------ Material for the task ------
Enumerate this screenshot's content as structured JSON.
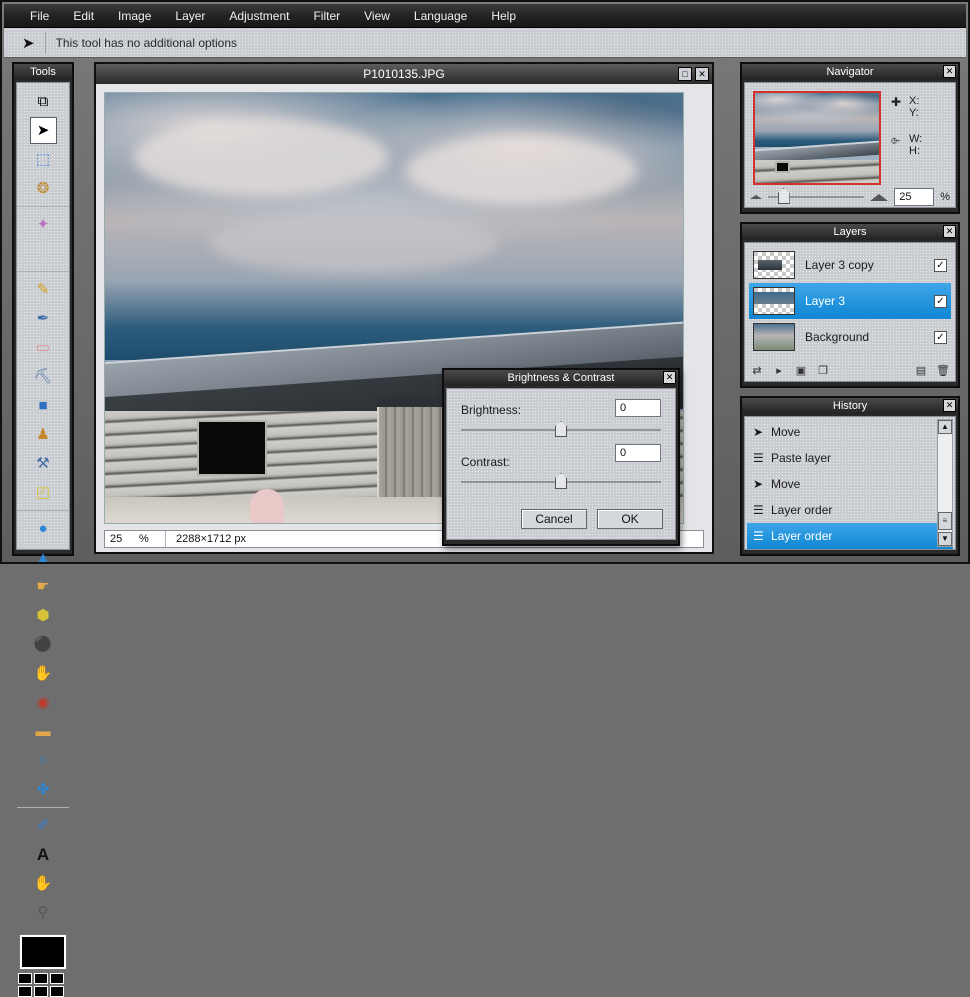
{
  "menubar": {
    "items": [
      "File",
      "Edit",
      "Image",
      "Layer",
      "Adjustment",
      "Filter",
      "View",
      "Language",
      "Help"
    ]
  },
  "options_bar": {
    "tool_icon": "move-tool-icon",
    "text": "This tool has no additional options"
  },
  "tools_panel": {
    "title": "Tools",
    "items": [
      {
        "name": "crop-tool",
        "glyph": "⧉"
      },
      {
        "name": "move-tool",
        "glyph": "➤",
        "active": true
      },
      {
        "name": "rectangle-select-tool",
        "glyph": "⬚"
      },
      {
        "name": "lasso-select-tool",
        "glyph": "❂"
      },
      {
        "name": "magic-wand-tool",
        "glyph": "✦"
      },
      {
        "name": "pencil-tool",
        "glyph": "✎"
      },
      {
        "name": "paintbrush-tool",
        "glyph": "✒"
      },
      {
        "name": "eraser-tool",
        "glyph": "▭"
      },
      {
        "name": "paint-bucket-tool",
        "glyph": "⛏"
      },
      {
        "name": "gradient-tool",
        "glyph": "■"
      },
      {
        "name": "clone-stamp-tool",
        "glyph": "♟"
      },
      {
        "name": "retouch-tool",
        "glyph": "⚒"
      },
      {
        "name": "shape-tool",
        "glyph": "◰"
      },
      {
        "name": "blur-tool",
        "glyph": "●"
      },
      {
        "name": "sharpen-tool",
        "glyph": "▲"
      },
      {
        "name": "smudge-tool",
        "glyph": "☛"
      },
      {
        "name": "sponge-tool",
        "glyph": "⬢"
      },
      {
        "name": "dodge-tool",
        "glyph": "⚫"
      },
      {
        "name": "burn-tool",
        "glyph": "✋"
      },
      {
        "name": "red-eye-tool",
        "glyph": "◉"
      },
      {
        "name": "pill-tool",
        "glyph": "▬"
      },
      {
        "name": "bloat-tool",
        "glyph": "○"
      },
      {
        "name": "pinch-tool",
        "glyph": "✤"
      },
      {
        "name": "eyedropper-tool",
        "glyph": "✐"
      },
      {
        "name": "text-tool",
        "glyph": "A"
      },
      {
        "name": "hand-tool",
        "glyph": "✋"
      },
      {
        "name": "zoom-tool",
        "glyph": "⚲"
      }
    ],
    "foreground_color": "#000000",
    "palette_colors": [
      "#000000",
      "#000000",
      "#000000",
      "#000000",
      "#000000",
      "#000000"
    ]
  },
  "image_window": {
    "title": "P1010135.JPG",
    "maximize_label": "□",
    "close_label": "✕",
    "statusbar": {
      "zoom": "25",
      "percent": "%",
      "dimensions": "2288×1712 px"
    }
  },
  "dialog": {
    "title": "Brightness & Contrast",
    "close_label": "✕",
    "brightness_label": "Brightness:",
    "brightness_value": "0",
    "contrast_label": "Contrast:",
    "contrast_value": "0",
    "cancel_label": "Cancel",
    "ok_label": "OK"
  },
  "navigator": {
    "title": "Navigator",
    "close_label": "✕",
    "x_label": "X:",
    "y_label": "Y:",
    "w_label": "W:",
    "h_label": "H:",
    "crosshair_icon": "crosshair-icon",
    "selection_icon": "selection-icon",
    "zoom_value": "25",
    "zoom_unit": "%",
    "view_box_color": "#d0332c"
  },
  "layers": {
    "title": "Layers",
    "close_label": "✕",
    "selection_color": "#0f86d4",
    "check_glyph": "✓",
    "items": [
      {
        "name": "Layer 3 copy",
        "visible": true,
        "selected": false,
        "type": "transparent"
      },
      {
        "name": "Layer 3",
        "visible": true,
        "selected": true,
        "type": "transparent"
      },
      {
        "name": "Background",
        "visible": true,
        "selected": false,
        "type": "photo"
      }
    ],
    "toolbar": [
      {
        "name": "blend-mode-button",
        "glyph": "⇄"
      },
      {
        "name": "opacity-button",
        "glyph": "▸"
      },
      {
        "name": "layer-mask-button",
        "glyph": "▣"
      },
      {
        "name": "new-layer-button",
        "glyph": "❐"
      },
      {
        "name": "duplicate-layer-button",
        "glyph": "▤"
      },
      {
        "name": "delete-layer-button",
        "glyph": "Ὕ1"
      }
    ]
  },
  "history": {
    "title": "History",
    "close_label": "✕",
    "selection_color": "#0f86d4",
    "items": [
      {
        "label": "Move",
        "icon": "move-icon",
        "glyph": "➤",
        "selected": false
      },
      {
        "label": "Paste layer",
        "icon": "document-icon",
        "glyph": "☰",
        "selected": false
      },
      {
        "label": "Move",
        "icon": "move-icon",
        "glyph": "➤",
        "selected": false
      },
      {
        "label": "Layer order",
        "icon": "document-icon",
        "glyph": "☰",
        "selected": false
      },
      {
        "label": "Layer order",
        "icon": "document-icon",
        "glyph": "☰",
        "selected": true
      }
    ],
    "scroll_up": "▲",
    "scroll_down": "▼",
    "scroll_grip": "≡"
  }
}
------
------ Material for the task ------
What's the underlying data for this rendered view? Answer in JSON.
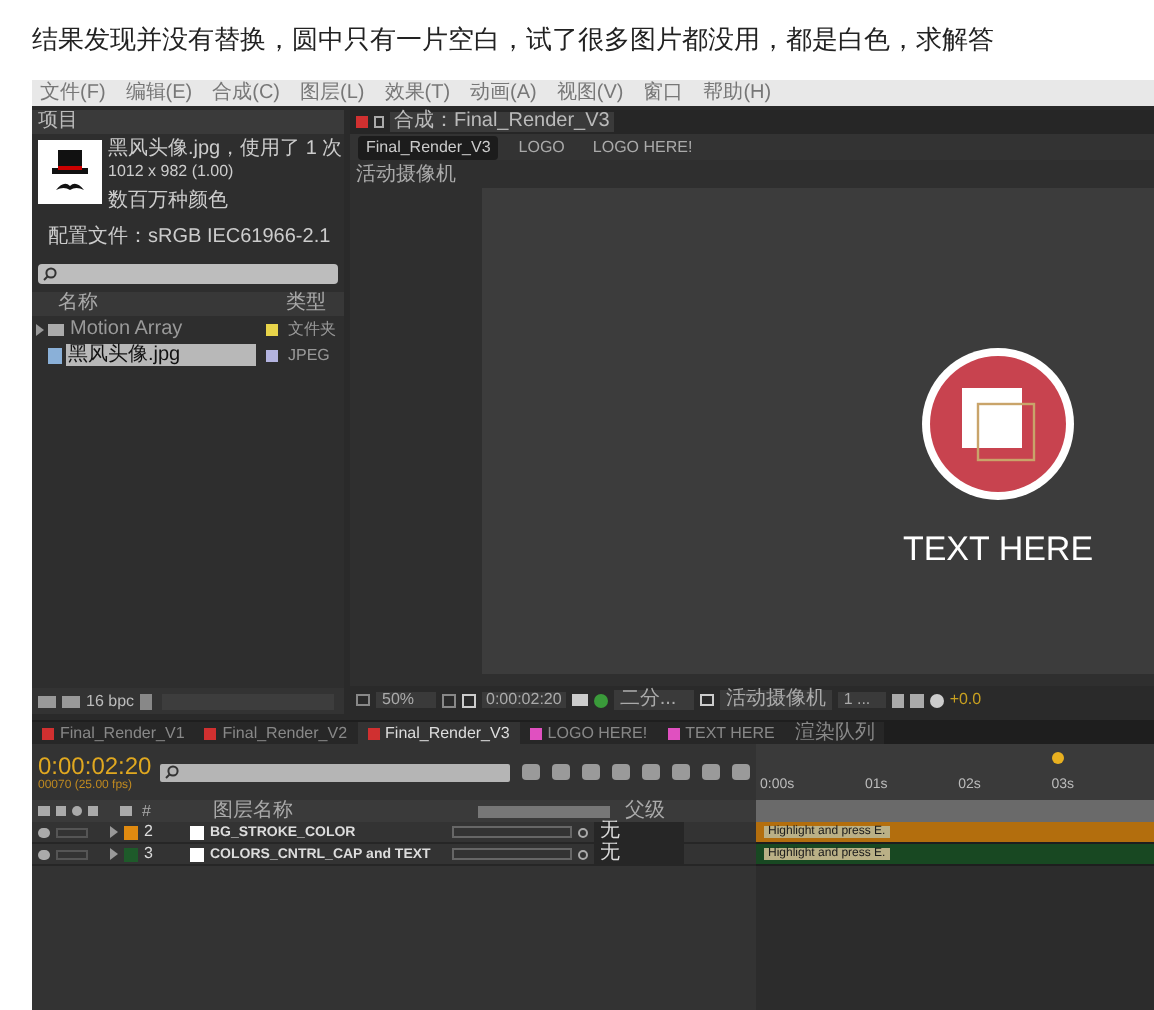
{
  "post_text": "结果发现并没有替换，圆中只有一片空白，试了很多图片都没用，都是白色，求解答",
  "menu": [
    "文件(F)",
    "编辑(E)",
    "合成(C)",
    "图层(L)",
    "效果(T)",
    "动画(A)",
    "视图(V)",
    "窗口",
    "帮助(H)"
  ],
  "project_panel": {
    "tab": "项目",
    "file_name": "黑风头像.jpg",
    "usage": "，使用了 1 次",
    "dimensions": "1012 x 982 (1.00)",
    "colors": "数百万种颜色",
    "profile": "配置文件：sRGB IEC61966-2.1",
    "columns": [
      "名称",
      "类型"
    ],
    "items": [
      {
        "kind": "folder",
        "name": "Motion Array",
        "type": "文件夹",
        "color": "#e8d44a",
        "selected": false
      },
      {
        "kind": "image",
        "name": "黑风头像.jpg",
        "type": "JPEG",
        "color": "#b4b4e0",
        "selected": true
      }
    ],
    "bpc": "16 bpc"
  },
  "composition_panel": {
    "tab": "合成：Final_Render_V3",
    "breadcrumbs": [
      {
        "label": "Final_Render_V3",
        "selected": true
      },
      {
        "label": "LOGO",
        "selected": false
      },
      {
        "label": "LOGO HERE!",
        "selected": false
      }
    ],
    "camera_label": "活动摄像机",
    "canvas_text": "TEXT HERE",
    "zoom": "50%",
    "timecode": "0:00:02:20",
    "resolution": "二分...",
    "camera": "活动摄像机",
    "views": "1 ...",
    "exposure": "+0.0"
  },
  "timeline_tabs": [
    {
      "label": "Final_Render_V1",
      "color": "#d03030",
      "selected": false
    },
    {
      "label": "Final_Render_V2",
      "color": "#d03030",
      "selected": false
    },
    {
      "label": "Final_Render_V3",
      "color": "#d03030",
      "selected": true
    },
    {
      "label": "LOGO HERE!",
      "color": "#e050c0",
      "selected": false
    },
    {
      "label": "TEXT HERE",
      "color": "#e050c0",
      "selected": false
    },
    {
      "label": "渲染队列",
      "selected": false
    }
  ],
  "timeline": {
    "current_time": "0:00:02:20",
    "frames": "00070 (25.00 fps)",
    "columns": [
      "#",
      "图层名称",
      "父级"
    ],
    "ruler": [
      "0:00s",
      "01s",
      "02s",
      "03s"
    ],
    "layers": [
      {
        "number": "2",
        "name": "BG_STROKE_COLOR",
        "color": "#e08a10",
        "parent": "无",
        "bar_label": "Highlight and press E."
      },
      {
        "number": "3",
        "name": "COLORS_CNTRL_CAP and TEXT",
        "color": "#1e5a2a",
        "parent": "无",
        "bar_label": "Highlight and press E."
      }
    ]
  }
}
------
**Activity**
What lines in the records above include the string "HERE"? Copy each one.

**Written response**
        "label": "LOGO HERE!",
    "canvas_text": "TEXT HERE",
      "label": "LOGO HERE!",
      "label": "TEXT HERE",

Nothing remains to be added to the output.